A deferral is used in accrual based accounting when an asset or liability has not been realized. It is recognized however because it will be recognized at a future date. Often times a deferral refers to a revenue or expense.
There are generally two types of deferrals in accounting.
The first, deferred revenue, is considered a liability because usually a service needs to be performed or a product must be delivered before the amount can be realized. This would happen if a customer paid for a product upfront with the guarantee that the company will deliver in the future.
The second is a deferred expense. It is often considered a liability because it is considered cash in the company’s pocket that does not have to be paid yet. Often times this extra cash can be put into short term securities to earn extra for the company. The most common deferred expense though are deferred taxes. This is an amount owed to the IRS, but not for a while. Therefore the company can earn extra cash from interest until they need to pay the amount. The money-generating ability of these deferred expenses is what makes them a liability on the balance sheet.

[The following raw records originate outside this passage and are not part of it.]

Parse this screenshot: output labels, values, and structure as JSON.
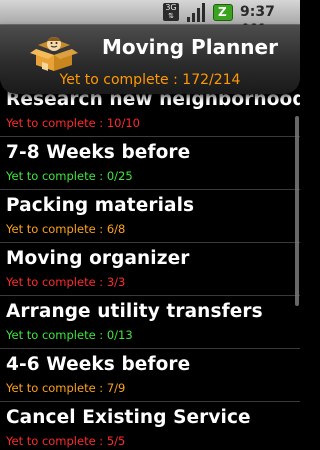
{
  "status_bar": {
    "network_badge": "3G",
    "time": "9:37 AM",
    "icons": [
      "3g-icon",
      "signal-icon",
      "battery-icon"
    ]
  },
  "header": {
    "app_title": "Moving Planner",
    "logo_icon": "moving-box-icon",
    "summary": "Yet to complete : 172/214"
  },
  "colors": {
    "red": "#ff2a2a",
    "green": "#3ee63e",
    "orange": "#ffa21a",
    "header_summary": "#ff9900"
  },
  "list": {
    "items": [
      {
        "title": "Research new neighborhood",
        "status": "Yet to complete : 10/10",
        "status_color": "red"
      },
      {
        "title": "7-8 Weeks before",
        "status": "Yet to complete : 0/25",
        "status_color": "green"
      },
      {
        "title": "Packing materials",
        "status": "Yet to complete : 6/8",
        "status_color": "orange"
      },
      {
        "title": "Moving organizer",
        "status": "Yet to complete : 3/3",
        "status_color": "red"
      },
      {
        "title": "Arrange utility transfers",
        "status": "Yet to complete : 0/13",
        "status_color": "green"
      },
      {
        "title": "4-6 Weeks before",
        "status": "Yet to complete : 7/9",
        "status_color": "orange"
      },
      {
        "title": "Cancel Existing Service",
        "status": "Yet to complete : 5/5",
        "status_color": "red"
      }
    ]
  }
}
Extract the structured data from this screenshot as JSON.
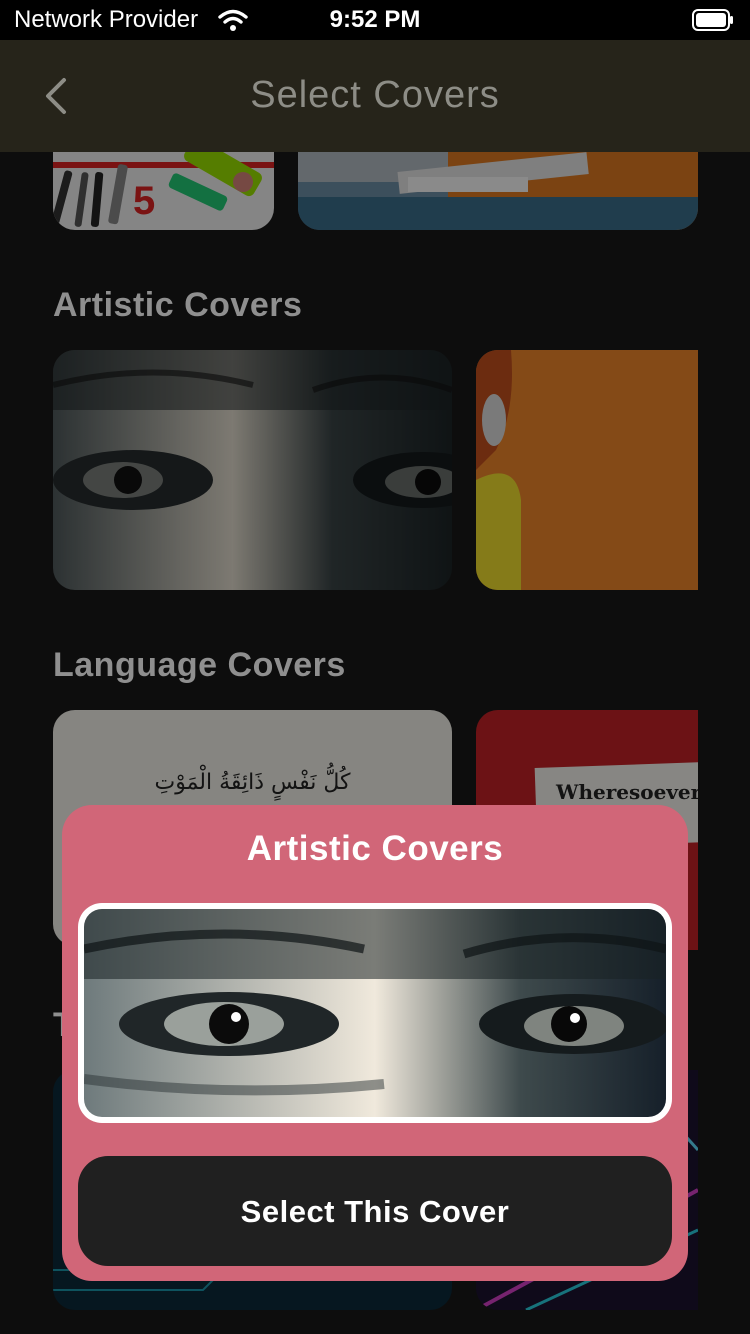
{
  "status_bar": {
    "carrier": "Network Provider",
    "time": "9:52 PM",
    "icons": [
      "wifi-icon",
      "battery-icon"
    ]
  },
  "nav": {
    "title": "Select Covers",
    "back_icon": "chevron-left-icon"
  },
  "sections": [
    {
      "title": "Artistic Covers"
    },
    {
      "title": "Language Covers"
    },
    {
      "title": "T"
    }
  ],
  "language_cards": {
    "arabic_text": "كُلُّ نَفْسٍ ذَائِقَةُ الْمَوْتِ",
    "quote_text": "Wheresoever"
  },
  "modal": {
    "title": "Artistic Covers",
    "button_label": "Select This Cover"
  },
  "colors": {
    "background": "#0d0d0d",
    "navbar": "#26241a",
    "modal": "#d16678",
    "button": "#202020"
  }
}
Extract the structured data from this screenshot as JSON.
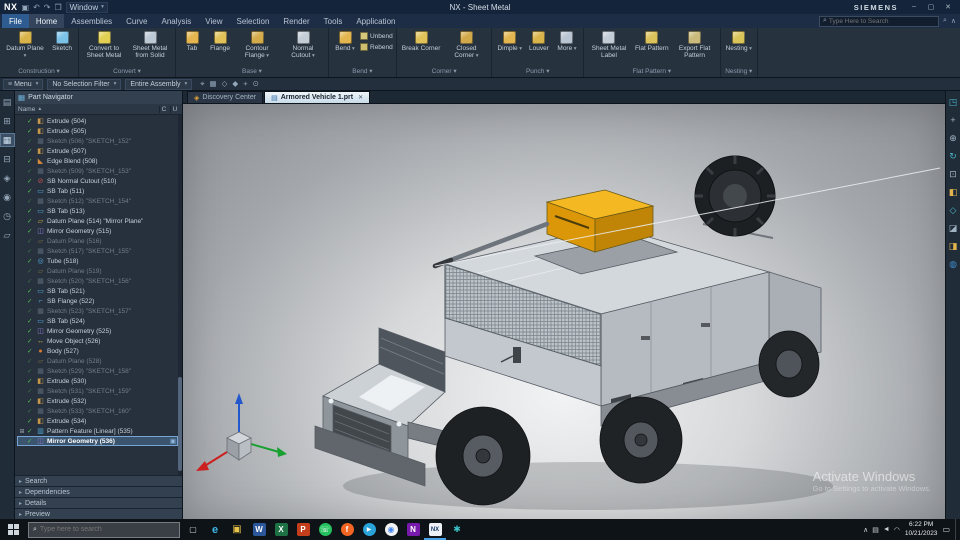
{
  "theme": {
    "titlebar-bg": "#14243a",
    "menubar-bg": "#1d2d46",
    "ribbon-bg": "#27323f",
    "ribbon-label": "#8b99a9",
    "chrome-border": "#0c141e",
    "panel-bg": "#2b3542",
    "panel-head": "#33404f",
    "tree-bg": "#27313d",
    "text": "#c7d1db",
    "dim": "#717d8a",
    "accent": "#3f8cca",
    "select-bg": "#3c556f",
    "taskbar-bg": "#0e1317"
  },
  "titlebar": {
    "app": "NX",
    "title": "NX - Sheet Metal",
    "brand": "SIEMENS",
    "window_menu": "Window",
    "icons": [
      {
        "name": "save-icon",
        "glyph": "▣"
      },
      {
        "name": "undo-icon",
        "glyph": "↶"
      },
      {
        "name": "redo-icon",
        "glyph": "↷"
      },
      {
        "name": "window-switch-icon",
        "glyph": "❒"
      }
    ],
    "window_controls": [
      {
        "name": "minimize-icon",
        "glyph": "–"
      },
      {
        "name": "maximize-icon",
        "glyph": "▢"
      },
      {
        "name": "close-icon",
        "glyph": "✕"
      }
    ]
  },
  "menubar": {
    "tabs": [
      {
        "label": "File",
        "accent": true
      },
      {
        "label": "Home",
        "active": true
      },
      {
        "label": "Assemblies"
      },
      {
        "label": "Curve"
      },
      {
        "label": "Analysis"
      },
      {
        "label": "View"
      },
      {
        "label": "Selection"
      },
      {
        "label": "Render"
      },
      {
        "label": "Tools"
      },
      {
        "label": "Application"
      }
    ],
    "search_placeholder": "Type Here to Search",
    "right_icons": [
      {
        "name": "command-finder-icon",
        "glyph": "⌕"
      },
      {
        "name": "minimize-ribbon-icon",
        "glyph": "∧"
      }
    ]
  },
  "ribbon": {
    "groups": [
      {
        "label": "Construction",
        "buttons": [
          {
            "label": "Datum Plane",
            "arrow": true,
            "color": "#d9b44a"
          },
          {
            "label": "Sketch",
            "color": "#7ac2e8"
          }
        ]
      },
      {
        "label": "Convert",
        "buttons": [
          {
            "label": "Convert to Sheet Metal",
            "color": "#e3cf52"
          },
          {
            "label": "Sheet Metal from Solid",
            "color": "#bcc8d4"
          }
        ]
      },
      {
        "label": "Base",
        "buttons": [
          {
            "label": "Tab",
            "color": "#e4b44e"
          },
          {
            "label": "Flange",
            "color": "#e0c258"
          },
          {
            "label": "Contour Flange",
            "arrow": true,
            "color": "#d4ab4a"
          },
          {
            "label": "Normal Cutout",
            "arrow": true,
            "color": "#c3cdd6"
          }
        ]
      },
      {
        "label": "Bend",
        "buttons": [
          {
            "label": "Bend",
            "arrow": true,
            "color": "#e2b54e"
          }
        ],
        "small": [
          {
            "label": "Unbend",
            "color": "#d7c87c"
          },
          {
            "label": "Rebend",
            "color": "#cdbd6e"
          }
        ]
      },
      {
        "label": "Corner",
        "buttons": [
          {
            "label": "Break Corner",
            "color": "#e0c258"
          },
          {
            "label": "Closed Corner",
            "arrow": true,
            "color": "#d2a94a"
          }
        ]
      },
      {
        "label": "Punch",
        "buttons": [
          {
            "label": "Dimple",
            "arrow": true,
            "color": "#e2b54e"
          },
          {
            "label": "Louver",
            "color": "#d9b44a"
          },
          {
            "label": "More",
            "arrow": true,
            "color": "#b9c5d2"
          }
        ]
      },
      {
        "label": "Flat Pattern",
        "buttons": [
          {
            "label": "Sheet Metal Label",
            "color": "#c3cdd6"
          },
          {
            "label": "Flat Pattern",
            "color": "#dcc25a"
          },
          {
            "label": "Export Flat Pattern",
            "color": "#c9b97a"
          }
        ]
      },
      {
        "label": "Nesting",
        "buttons": [
          {
            "label": "Nesting",
            "arrow": true,
            "color": "#d9c45a"
          }
        ]
      }
    ]
  },
  "toolbar": {
    "menu_label": "Menu",
    "selection_filter": "No Selection Filter",
    "scope": "Entire Assembly",
    "icons": [
      {
        "name": "snap-point-icon",
        "glyph": "⌖"
      },
      {
        "name": "grid-snap-icon",
        "glyph": "▦"
      },
      {
        "name": "endpoint-snap-icon",
        "glyph": "◇"
      },
      {
        "name": "midpoint-snap-icon",
        "glyph": "◆"
      },
      {
        "name": "intersection-snap-icon",
        "glyph": "+"
      },
      {
        "name": "center-snap-icon",
        "glyph": "⊙"
      }
    ]
  },
  "doc_tabs": {
    "items": [
      {
        "label": "Discovery Center",
        "icon_name": "discovery-center-icon",
        "icon_glyph": "◈",
        "icon_color": "#e8a43a"
      },
      {
        "label": "Armored Vehicle 1.prt",
        "active": true,
        "closable": true,
        "icon_name": "part-file-icon",
        "icon_glyph": "▤",
        "icon_color": "#2f6da8"
      }
    ]
  },
  "left_dock": [
    {
      "name": "assembly-navigator-icon",
      "glyph": "▤"
    },
    {
      "name": "constraint-navigator-icon",
      "glyph": "⊞"
    },
    {
      "name": "part-navigator-icon",
      "glyph": "▦",
      "active": true
    },
    {
      "name": "reuse-library-icon",
      "glyph": "⊟"
    },
    {
      "name": "hd3d-tools-icon",
      "glyph": "◈"
    },
    {
      "name": "web-browser-icon",
      "glyph": "◉"
    },
    {
      "name": "history-icon",
      "glyph": "◷"
    },
    {
      "name": "process-studio-icon",
      "glyph": "▱"
    }
  ],
  "right_dock": [
    {
      "name": "view-cube-icon",
      "glyph": "◳",
      "color": "#49b6c8"
    },
    {
      "name": "pan-view-icon",
      "glyph": "+",
      "color": "#9fb3c3"
    },
    {
      "name": "zoom-view-icon",
      "glyph": "⊕",
      "color": "#9fb3c3"
    },
    {
      "name": "rotate-view-icon",
      "glyph": "↻",
      "color": "#49b6c8"
    },
    {
      "name": "fit-view-icon",
      "glyph": "⊡",
      "color": "#9fb3c3"
    },
    {
      "name": "shaded-view-icon",
      "glyph": "◧",
      "color": "#e3b44e"
    },
    {
      "name": "wireframe-view-icon",
      "glyph": "◇",
      "color": "#49b6c8"
    },
    {
      "name": "section-view-icon",
      "glyph": "◪",
      "color": "#9fb3c3"
    },
    {
      "name": "perspective-view-icon",
      "glyph": "◨",
      "color": "#e3b44e"
    },
    {
      "name": "render-style-icon",
      "glyph": "◍",
      "color": "#3f8cca"
    }
  ],
  "part_navigator": {
    "title": "Part Navigator",
    "name_column": "Name",
    "sort_glyph": "▲",
    "col_c": "C",
    "col_u": "U",
    "items": [
      {
        "label": "Extrude (504)",
        "icon": "extrude"
      },
      {
        "label": "Extrude (505)",
        "icon": "extrude"
      },
      {
        "label": "Sketch (506) \"SKETCH_152\"",
        "icon": "sketch",
        "dim": true
      },
      {
        "label": "Extrude (507)",
        "icon": "extrude"
      },
      {
        "label": "Edge Blend (508)",
        "icon": "edge-blend"
      },
      {
        "label": "Sketch (509) \"SKETCH_153\"",
        "icon": "sketch",
        "dim": true
      },
      {
        "label": "SB Normal Cutout (510)",
        "icon": "cutout"
      },
      {
        "label": "SB Tab (511)",
        "icon": "sb-tab"
      },
      {
        "label": "Sketch (512) \"SKETCH_154\"",
        "icon": "sketch",
        "dim": true
      },
      {
        "label": "SB Tab (513)",
        "icon": "sb-tab"
      },
      {
        "label": "Datum Plane (514) \"Mirror Plane\"",
        "icon": "datum"
      },
      {
        "label": "Mirror Geometry (515)",
        "icon": "mirror"
      },
      {
        "label": "Datum Plane (516)",
        "icon": "datum",
        "dim": true
      },
      {
        "label": "Sketch (517) \"SKETCH_155\"",
        "icon": "sketch",
        "dim": true
      },
      {
        "label": "Tube (518)",
        "icon": "tube"
      },
      {
        "label": "Datum Plane (519)",
        "icon": "datum",
        "dim": true
      },
      {
        "label": "Sketch (520) \"SKETCH_156\"",
        "icon": "sketch",
        "dim": true
      },
      {
        "label": "SB Tab (521)",
        "icon": "sb-tab"
      },
      {
        "label": "SB Flange (522)",
        "icon": "sb-flange"
      },
      {
        "label": "Sketch (523) \"SKETCH_157\"",
        "icon": "sketch",
        "dim": true
      },
      {
        "label": "SB Tab (524)",
        "icon": "sb-tab"
      },
      {
        "label": "Mirror Geometry (525)",
        "icon": "mirror"
      },
      {
        "label": "Move Object (526)",
        "icon": "move"
      },
      {
        "label": "Body (527)",
        "icon": "body"
      },
      {
        "label": "Datum Plane (528)",
        "icon": "datum",
        "dim": true
      },
      {
        "label": "Sketch (529) \"SKETCH_158\"",
        "icon": "sketch",
        "dim": true
      },
      {
        "label": "Extrude (530)",
        "icon": "extrude"
      },
      {
        "label": "Sketch (531) \"SKETCH_159\"",
        "icon": "sketch",
        "dim": true
      },
      {
        "label": "Extrude (532)",
        "icon": "extrude"
      },
      {
        "label": "Sketch (533) \"SKETCH_160\"",
        "icon": "sketch",
        "dim": true
      },
      {
        "label": "Extrude (534)",
        "icon": "extrude"
      },
      {
        "label": "Pattern Feature [Linear] (535)",
        "icon": "pattern",
        "expand": true
      },
      {
        "label": "Mirror Geometry (536)",
        "icon": "mirror",
        "selected": true
      }
    ],
    "sections": [
      "Search",
      "Dependencies",
      "Details",
      "Preview"
    ]
  },
  "canvas": {
    "watermark_line1": "Activate Windows",
    "watermark_line2": "Go to Settings to activate Windows."
  },
  "taskbar": {
    "search_placeholder": "Type here to search",
    "icons": [
      {
        "name": "task-view-icon",
        "glyph": "▢",
        "fg": "#ccd3d9"
      },
      {
        "name": "edge-icon",
        "glyph": "e",
        "fg": "#3fb6e8",
        "size": 11
      },
      {
        "name": "file-explorer-icon",
        "glyph": "▣",
        "fg": "#e9c44a",
        "size": 10
      },
      {
        "name": "word-icon",
        "glyph": "W",
        "bg": "#2b579a",
        "fg": "#ffffff"
      },
      {
        "name": "excel-icon",
        "glyph": "X",
        "bg": "#1e7145",
        "fg": "#ffffff"
      },
      {
        "name": "powerpoint-icon",
        "glyph": "P",
        "bg": "#c43e1c",
        "fg": "#ffffff"
      },
      {
        "name": "whatsapp-icon",
        "glyph": "☏",
        "bg": "#25c15e",
        "fg": "#ffffff",
        "round": true
      },
      {
        "name": "firefox-icon",
        "glyph": "f",
        "bg": "#f26522",
        "fg": "#ffffff",
        "round": true
      },
      {
        "name": "telegram-icon",
        "glyph": "▶",
        "bg": "#29a3d8",
        "fg": "#ffffff",
        "round": true,
        "size": 6
      },
      {
        "name": "chrome-icon",
        "glyph": "◉",
        "bg": "#f1f3f4",
        "fg": "#4285f4",
        "round": true
      },
      {
        "name": "onenote-icon",
        "glyph": "N",
        "bg": "#7719aa",
        "fg": "#ffffff"
      },
      {
        "name": "nx-icon",
        "glyph": "NX",
        "bg": "#eef2f6",
        "fg": "#1a3a6b",
        "running": true,
        "size": 6
      },
      {
        "name": "settings-icon",
        "glyph": "✱",
        "fg": "#3ac0c8",
        "size": 9
      }
    ],
    "tray_icons": [
      {
        "name": "tray-expand-icon",
        "glyph": "∧"
      },
      {
        "name": "display-icon",
        "glyph": "▤"
      },
      {
        "name": "volume-icon",
        "glyph": "◄"
      },
      {
        "name": "network-icon",
        "glyph": "◠"
      }
    ],
    "time": "6:22 PM",
    "date": "10/21/2023"
  }
}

King Company is in the business of producing toy crowns. In mid-April, King Company received payment from one of its many toy retailer customers. King has set up a plan with its vendors to pay them on a quarterly basis for plastic and other materials. Therefore, King has decided to invest the amount in short term securities until the payment to its vendors comes due at the end of June. Thanks to the lag time in deferrals King company is able to make an extra almost free profit based off of interest rates for two and a half months before its payment at the end of June.